Mark suggested sending a simple message that asks guests, “Do you know anyone..?”. Prompt them to start spreading the word to friends and family, and get those word-of-mouth referrals flowing.
Kate recommended getting guests involved in your social media journey. Use the interactive features of Instagram stories, such as polls and reactions, to make people feel as though they’re part of your community. Encouraging guests to invest in your brand makes it more likely that they’ll openly advocate for you to other people.
READ: 101 social media marketing ideas to help you promote your vacation rental business
4. Find your short term rental niche
One audience member was concerned about the short term rental market becoming saturated. Mark highlighted that no matter how many holiday rental properties are operating in your area, if you can find your niche and provide a unique offering, you’ll always attract guests.
If your rental property is perched high up in the mountains, your niche could build on your stunning location. If you’re located in the centre of London, your niche could relate to the depth and care you put into your local recommendations. Think of the key thing that you really love about your property, and build out from there.
Bury yourself so far down in a niche, there’s no room for anyone else
Kate highlighted the importance of playing in your niche. Don’t just find your unique selling point and hunker down, keep experimenting with what you can provide, and how you communicate.
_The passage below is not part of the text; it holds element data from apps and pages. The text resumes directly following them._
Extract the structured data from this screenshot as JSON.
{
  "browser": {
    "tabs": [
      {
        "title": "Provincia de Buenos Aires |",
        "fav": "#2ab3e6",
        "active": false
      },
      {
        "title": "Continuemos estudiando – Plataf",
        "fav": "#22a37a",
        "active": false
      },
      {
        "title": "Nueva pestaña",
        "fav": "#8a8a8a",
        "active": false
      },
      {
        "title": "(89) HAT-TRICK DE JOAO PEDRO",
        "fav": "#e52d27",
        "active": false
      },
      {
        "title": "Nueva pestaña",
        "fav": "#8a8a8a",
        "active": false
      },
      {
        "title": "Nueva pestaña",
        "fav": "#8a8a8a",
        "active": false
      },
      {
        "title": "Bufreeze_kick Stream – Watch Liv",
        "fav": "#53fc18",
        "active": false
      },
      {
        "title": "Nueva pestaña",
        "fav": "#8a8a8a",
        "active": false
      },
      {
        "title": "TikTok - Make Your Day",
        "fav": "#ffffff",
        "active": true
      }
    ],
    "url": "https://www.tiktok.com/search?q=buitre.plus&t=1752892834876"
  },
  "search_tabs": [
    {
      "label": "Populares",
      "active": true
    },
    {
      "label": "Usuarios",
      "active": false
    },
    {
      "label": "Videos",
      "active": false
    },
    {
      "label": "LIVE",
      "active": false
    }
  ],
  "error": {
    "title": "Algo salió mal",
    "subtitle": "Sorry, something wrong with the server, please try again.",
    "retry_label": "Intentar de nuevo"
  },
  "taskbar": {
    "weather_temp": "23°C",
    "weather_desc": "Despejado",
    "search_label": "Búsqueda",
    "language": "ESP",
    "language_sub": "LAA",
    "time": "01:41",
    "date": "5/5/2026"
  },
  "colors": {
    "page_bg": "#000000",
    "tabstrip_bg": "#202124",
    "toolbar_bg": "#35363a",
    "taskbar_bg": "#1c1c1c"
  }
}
Use your social media to tell and re-tell your brand story, making sure that even new followers are up-to-date on what you stand for.
5. Develop a flexible vacation rental marketing strategy
Kate’s top tip when it comes to your marketing budget is to recognise that your spend will change as your business grows. You’ll spend different amounts of money, and you’ll spend it on different things. One short term rental marketing strategy might work perfectly for you now, but be ready to evolve it as you need to.
Hint: view your OTA fees and commissions as part of your marketing budget – use them to get more eyes on your property, and then send guests to your direct booking site.
Add a digital guest book to your holiday rental marketing toolkit
When it comes down to it, marketing is all about communication. It’s how you communicate your property in the right way, to the right group of people, so that they’re persuaded to book with you.
A digital guidebook allows you to communicate your offering in far more detail than a booking site listing. With all the details guests could possibly need – from appliance instructions and driving directions, to your recommendations for the best local food spots – it’s the perfect resource for converting potential visitors.
For example, if a guest enquires but doesn’t book, you can follow up with a link to your digital guidebook. Written in your voice, complete with your logo, pictures, and videos, it’s an effective means of tipping guests into booking a stay. Read about how Bob Garner, owner of Casal Dei Fichi, uses his guidebook to do just that.
So, if you’re looking to start raking in more direct bookings, why not give us a try?